In this particular review we’ll cover the two NAS offerings: the Rare Old and the Special Strength. The Rare Old is the opening gambit in the newish Mortlach range that Diageo launched in late 2014. It is bottled at 43.4% ABV, and was matured in a mix of four different types of casks: bourbon, sherry, refill bourbon and recharred barrels. The Special Strength is apparently pretty much the exact same liquid, but bottled at a higher 49% ABV and released as a Travel Retail Exclusive. Hunting down this particular bottle helped me while away some of the time during my long layover at Changi airport earlier this year! Because of the close similarities between the Rare Old and Special Strength they provide an interesting side-by-side tasting comparison. So, how exactly does this slight increase in proof impact on the profile of these whiskies?

 

Rare Old

rare old

Nose: Butterscotch at first sniff and then a refreshing hit of menthol, opens up into honeycomb, roasted pineapples and glazed ham with burnt bits, a big hit of red apple.

Palate: Initially spicy then mellows into quite a light dram; prunes, ham steaks, wood (that hot dry wood from a sauna), tobacco and drinking cocoa.

Finish: Definitely dries out your mouth a little, still spicy (cloves, white pepper), very long, no alcohol burn, a light pleasant finish.

16/20

The Special Strength

special-strength.jpg

Nose: Vanilla custard from packet mix, dark unsweetened cocoa, then the sweetness comes through with hints of honey, orange peel, raisins, hazelnuts.
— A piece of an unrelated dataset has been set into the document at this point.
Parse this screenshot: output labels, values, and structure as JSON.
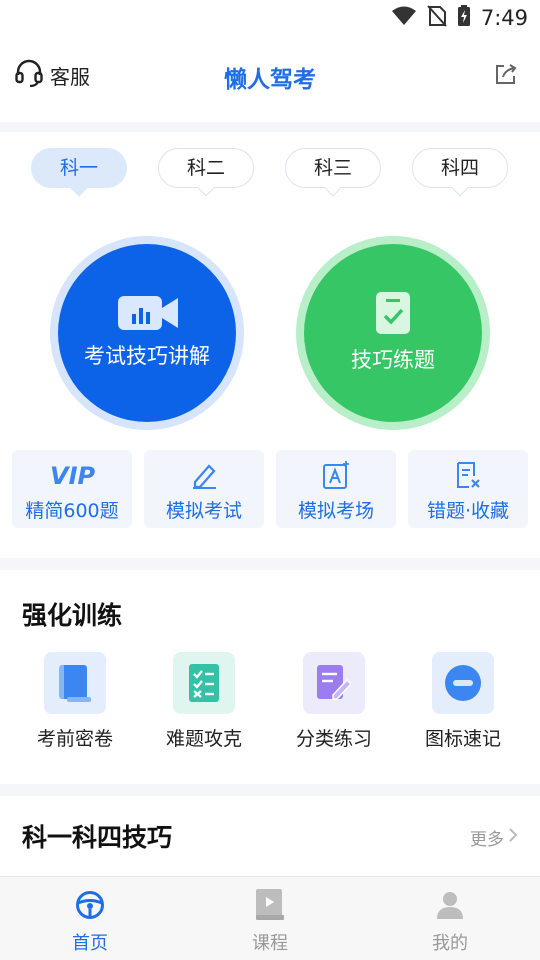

Palate: Dark cherries in syrup, cacao, pineapple, ginger spice. Surprising rounded flavours of caramelised banana and arrowroot biscuit then the typical Mortlach charred-meat characters shine through.

Finish: Honeycomb (Violet Crumble – a classic Aussie chocolate bar for those who may be overseas!) and treacle tart

15.5/20

Whilst these two bottlings are undeniably similar and both carry the signature Mortlach notes of sweetness and meatiness, the difference in proof makes them distinctly different. Whilst the Special Strength’s higher proof translates to an initially harsher mouthfeel, this difference is reflected more deeply in two whisky’s flavour profiles as well. In particular, the sweetness in the Rare Old come through more fully, whilst the spicy notes are more to the fore in the Special Strength. Taken together, they provide an interesting study in the impact the distillation has on the whisky as opposed to the cask maturation. Both are lighter and less challenging than some of the other ballsy Mortlachs out there; they definitely go down easily and make a good summer dram.

In the coming week I’ll finish off my look at the Mortlach core range with reviews of the 18 Year Old and 25 Year Old. As we approach the festive season stay tuned for more interesting drams!

Check out the A Cheeky Dram scoring system here!